[GOAL OF THE EXERCISE] Write the data below out again, with each line matching the original.

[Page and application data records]
○ ○ ○ ○ ○ ○ ○
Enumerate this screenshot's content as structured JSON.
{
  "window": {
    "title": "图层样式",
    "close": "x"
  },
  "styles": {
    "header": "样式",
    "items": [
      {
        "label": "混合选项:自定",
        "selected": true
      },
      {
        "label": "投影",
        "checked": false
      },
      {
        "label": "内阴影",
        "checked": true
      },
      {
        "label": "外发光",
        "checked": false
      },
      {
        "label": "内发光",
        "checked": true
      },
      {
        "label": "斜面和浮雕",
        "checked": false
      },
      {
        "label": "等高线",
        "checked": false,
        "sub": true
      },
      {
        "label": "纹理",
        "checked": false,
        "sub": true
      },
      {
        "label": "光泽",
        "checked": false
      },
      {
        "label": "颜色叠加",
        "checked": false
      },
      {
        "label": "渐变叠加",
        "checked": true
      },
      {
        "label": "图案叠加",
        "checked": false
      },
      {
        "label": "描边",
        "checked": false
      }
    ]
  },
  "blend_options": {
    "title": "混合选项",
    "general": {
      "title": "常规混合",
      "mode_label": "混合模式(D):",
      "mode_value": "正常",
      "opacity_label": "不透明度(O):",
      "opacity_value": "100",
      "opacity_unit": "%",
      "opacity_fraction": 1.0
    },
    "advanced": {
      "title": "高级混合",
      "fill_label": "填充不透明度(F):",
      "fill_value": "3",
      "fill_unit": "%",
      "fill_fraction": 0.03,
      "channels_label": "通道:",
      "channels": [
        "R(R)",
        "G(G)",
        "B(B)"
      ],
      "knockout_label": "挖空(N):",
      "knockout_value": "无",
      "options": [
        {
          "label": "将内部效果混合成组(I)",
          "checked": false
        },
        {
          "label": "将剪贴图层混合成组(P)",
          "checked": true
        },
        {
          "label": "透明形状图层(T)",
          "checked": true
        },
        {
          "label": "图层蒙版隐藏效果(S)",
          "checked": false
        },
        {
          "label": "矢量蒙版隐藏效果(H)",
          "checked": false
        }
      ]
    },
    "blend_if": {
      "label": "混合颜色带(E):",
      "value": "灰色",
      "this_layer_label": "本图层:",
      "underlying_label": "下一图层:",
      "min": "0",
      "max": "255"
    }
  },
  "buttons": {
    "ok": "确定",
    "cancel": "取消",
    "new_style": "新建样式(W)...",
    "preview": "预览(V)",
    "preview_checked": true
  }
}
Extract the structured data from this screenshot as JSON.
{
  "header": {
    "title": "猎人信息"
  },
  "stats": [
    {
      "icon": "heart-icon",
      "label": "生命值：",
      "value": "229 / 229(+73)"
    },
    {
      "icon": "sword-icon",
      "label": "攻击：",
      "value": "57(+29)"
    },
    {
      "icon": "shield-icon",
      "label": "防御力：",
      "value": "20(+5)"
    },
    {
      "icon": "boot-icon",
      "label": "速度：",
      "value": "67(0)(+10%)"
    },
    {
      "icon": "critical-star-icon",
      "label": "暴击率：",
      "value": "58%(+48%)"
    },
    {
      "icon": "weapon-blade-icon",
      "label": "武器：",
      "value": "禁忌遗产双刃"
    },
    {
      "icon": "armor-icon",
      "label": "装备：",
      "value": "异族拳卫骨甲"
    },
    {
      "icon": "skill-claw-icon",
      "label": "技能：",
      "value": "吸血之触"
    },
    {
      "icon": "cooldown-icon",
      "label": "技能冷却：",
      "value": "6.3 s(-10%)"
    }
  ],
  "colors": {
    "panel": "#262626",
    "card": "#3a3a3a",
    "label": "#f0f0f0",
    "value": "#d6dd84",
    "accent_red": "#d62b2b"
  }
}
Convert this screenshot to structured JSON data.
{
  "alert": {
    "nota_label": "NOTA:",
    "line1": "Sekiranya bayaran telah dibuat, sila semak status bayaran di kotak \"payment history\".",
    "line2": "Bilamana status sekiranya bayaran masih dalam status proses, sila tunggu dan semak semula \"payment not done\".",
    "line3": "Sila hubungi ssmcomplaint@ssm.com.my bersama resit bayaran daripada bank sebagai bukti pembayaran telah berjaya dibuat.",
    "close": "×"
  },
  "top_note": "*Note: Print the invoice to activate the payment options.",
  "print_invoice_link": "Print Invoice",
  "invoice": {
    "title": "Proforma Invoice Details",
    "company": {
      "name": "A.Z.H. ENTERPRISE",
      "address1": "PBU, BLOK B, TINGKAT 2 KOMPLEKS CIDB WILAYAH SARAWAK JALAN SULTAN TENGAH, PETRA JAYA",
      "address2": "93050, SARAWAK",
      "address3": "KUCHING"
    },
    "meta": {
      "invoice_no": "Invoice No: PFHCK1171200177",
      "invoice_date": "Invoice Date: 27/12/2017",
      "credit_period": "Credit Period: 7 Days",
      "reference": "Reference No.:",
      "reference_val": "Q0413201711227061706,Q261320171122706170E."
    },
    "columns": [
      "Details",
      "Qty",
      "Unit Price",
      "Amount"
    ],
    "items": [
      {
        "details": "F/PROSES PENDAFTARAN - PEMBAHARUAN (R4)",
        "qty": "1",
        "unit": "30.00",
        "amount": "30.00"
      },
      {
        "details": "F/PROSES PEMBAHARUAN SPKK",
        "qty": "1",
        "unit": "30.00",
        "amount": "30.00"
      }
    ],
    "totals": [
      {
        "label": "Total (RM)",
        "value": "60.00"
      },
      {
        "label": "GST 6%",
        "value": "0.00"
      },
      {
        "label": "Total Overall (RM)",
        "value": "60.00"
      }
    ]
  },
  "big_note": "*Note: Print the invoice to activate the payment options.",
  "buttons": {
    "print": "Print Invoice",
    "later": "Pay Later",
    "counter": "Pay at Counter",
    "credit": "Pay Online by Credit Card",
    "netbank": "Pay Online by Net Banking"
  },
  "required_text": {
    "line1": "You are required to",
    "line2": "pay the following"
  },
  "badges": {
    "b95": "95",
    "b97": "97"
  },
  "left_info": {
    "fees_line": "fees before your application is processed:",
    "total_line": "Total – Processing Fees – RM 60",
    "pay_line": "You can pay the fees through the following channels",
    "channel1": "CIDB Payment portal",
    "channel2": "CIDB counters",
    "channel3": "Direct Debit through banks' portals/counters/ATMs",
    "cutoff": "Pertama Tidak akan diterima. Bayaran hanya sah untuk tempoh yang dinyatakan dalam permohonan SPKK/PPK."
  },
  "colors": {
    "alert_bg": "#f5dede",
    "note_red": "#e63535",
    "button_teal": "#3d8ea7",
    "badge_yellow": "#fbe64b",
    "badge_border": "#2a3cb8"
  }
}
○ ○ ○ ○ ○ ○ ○
[ANSWER TO THIS PROBLEM]
Enumerate this screenshot's content as structured JSON.
{
  "window": {
    "title": "图层样式",
    "close": "x"
  },
  "styles": {
    "header": "样式",
    "items": [
      {
        "label": "混合选项:自定",
        "selected": true
      },
      {
        "label": "投影",
        "checked": false
      },
      {
        "label": "内阴影",
        "checked": true
      },
      {
        "label": "外发光",
        "checked": false
      },
      {
        "label": "内发光",
        "checked": true
      },
      {
        "label": "斜面和浮雕",
        "checked": false
      },
      {
        "label": "等高线",
        "checked": false,
        "sub": true
      },
      {
        "label": "纹理",
        "checked": false,
        "sub": true
      },
      {
        "label": "光泽",
        "checked": false
      },
      {
        "label": "颜色叠加",
        "checked": false
      },
      {
        "label": "渐变叠加",
        "checked": true
      },
      {
        "label": "图案叠加",
        "checked": false
      },
      {
        "label": "描边",
        "checked": false
      }
    ]
  },
  "blend_options": {
    "title": "混合选项",
    "general": {
      "title": "常规混合",
      "mode_label": "混合模式(D):",
      "mode_value": "正常",
      "opacity_label": "不透明度(O):",
      "opacity_value": "100",
      "opacity_unit": "%",
      "opacity_fraction": 1.0
    },
    "advanced": {
      "title": "高级混合",
      "fill_label": "填充不透明度(F):",
      "fill_value": "3",
      "fill_unit": "%",
      "fill_fraction": 0.03,
      "channels_label": "通道:",
      "channels": [
        "R(R)",
        "G(G)",
        "B(B)"
      ],
      "knockout_label": "挖空(N):",
      "knockout_value": "无",
      "options": [
        {
          "label": "将内部效果混合成组(I)",
          "checked": false
        },
        {
          "label": "将剪贴图层混合成组(P)",
          "checked": true
        },
        {
          "label": "透明形状图层(T)",
          "checked": true
        },
        {
          "label": "图层蒙版隐藏效果(S)",
          "checked": false
        },
        {
          "label": "矢量蒙版隐藏效果(H)",
          "checked": false
        }
      ]
    },
    "blend_if": {
      "label": "混合颜色带(E):",
      "value": "灰色",
      "this_layer_label": "本图层:",
      "underlying_label": "下一图层:",
      "min": "0",
      "max": "255"
    }
  },
  "buttons": {
    "ok": "确定",
    "cancel": "取消",
    "new_style": "新建样式(W)...",
    "preview": "预览(V)",
    "preview_checked": true
  }
}
Extract the structured data from this screenshot as JSON.
{
  "header": {
    "title": "猎人信息"
  },
  "stats": [
    {
      "icon": "heart-icon",
      "label": "生命值：",
      "value": "229 / 229(+73)"
    },
    {
      "icon": "sword-icon",
      "label": "攻击：",
      "value": "57(+29)"
    },
    {
      "icon": "shield-icon",
      "label": "防御力：",
      "value": "20(+5)"
    },
    {
      "icon": "boot-icon",
      "label": "速度：",
      "value": "67(0)(+10%)"
    },
    {
      "icon": "critical-star-icon",
      "label": "暴击率：",
      "value": "58%(+48%)"
    },
    {
      "icon": "weapon-blade-icon",
      "label": "武器：",
      "value": "禁忌遗产双刃"
    },
    {
      "icon": "armor-icon",
      "label": "装备：",
      "value": "异族拳卫骨甲"
    },
    {
      "icon": "skill-claw-icon",
      "label": "技能：",
      "value": "吸血之触"
    },
    {
      "icon": "cooldown-icon",
      "label": "技能冷却：",
      "value": "6.3 s(-10%)"
    }
  ],
  "colors": {
    "panel": "#262626",
    "card": "#3a3a3a",
    "label": "#f0f0f0",
    "value": "#d6dd84",
    "accent_red": "#d62b2b"
  }
}
Convert this screenshot to structured JSON data.
{
  "alert": {
    "nota_label": "NOTA:",
    "line1": "Sekiranya bayaran telah dibuat, sila semak status bayaran di kotak \"payment history\".",
    "line2": "Bilamana status sekiranya bayaran masih dalam status proses, sila tunggu dan semak semula \"payment not done\".",
    "line3": "Sila hubungi ssmcomplaint@ssm.com.my bersama resit bayaran daripada bank sebagai bukti pembayaran telah berjaya dibuat.",
    "close": "×"
  },
  "top_note": "*Note: Print the invoice to activate the payment options.",
  "print_invoice_link": "Print Invoice",
  "invoice": {
    "title": "Proforma Invoice Details",
    "company": {
      "name": "A.Z.H. ENTERPRISE",
      "address1": "PBU, BLOK B, TINGKAT 2 KOMPLEKS CIDB WILAYAH SARAWAK JALAN SULTAN TENGAH, PETRA JAYA",
      "address2": "93050, SARAWAK",
      "address3": "KUCHING"
    },
    "meta": {
      "invoice_no": "Invoice No: PFHCK1171200177",
      "invoice_date": "Invoice Date: 27/12/2017",
      "credit_period": "Credit Period: 7 Days",
      "reference": "Reference No.:",
      "reference_val": "Q0413201711227061706,Q261320171122706170E."
    },
    "columns": [
      "Details",
      "Qty",
      "Unit Price",
      "Amount"
    ],
    "items": [
      {
        "details": "F/PROSES PENDAFTARAN - PEMBAHARUAN (R4)",
        "qty": "1",
        "unit": "30.00",
        "amount": "30.00"
      },
      {
        "details": "F/PROSES PEMBAHARUAN SPKK",
        "qty": "1",
        "unit": "30.00",
        "amount": "30.00"
      }
    ],
    "totals": [
      {
        "label": "Total (RM)",
        "value": "60.00"
      },
      {
        "label": "GST 6%",
        "value": "0.00"
      },
      {
        "label": "Total Overall (RM)",
        "value": "60.00"
      }
    ]
  },
  "big_note": "*Note: Print the invoice to activate the payment options.",
  "buttons": {
    "print": "Print Invoice",
    "later": "Pay Later",
    "counter": "Pay at Counter",
    "credit": "Pay Online by Credit Card",
    "netbank": "Pay Online by Net Banking"
  },
  "required_text": {
    "line1": "You are required to",
    "line2": "pay the following"
  },
  "badges": {
    "b95": "95",
    "b97": "97"
  },
  "left_info": {
    "fees_line": "fees before your application is processed:",
    "total_line": "Total – Processing Fees – RM 60",
    "pay_line": "You can pay the fees through the following channels",
    "channel1": "CIDB Payment portal",
    "channel2": "CIDB counters",
    "channel3": "Direct Debit through banks' portals/counters/ATMs",
    "cutoff": "Pertama Tidak akan diterima. Bayaran hanya sah untuk tempoh yang dinyatakan dalam permohonan SPKK/PPK."
  },
  "colors": {
    "alert_bg": "#f5dede",
    "note_red": "#e63535",
    "button_teal": "#3d8ea7",
    "badge_yellow": "#fbe64b",
    "badge_border": "#2a3cb8"
  }
}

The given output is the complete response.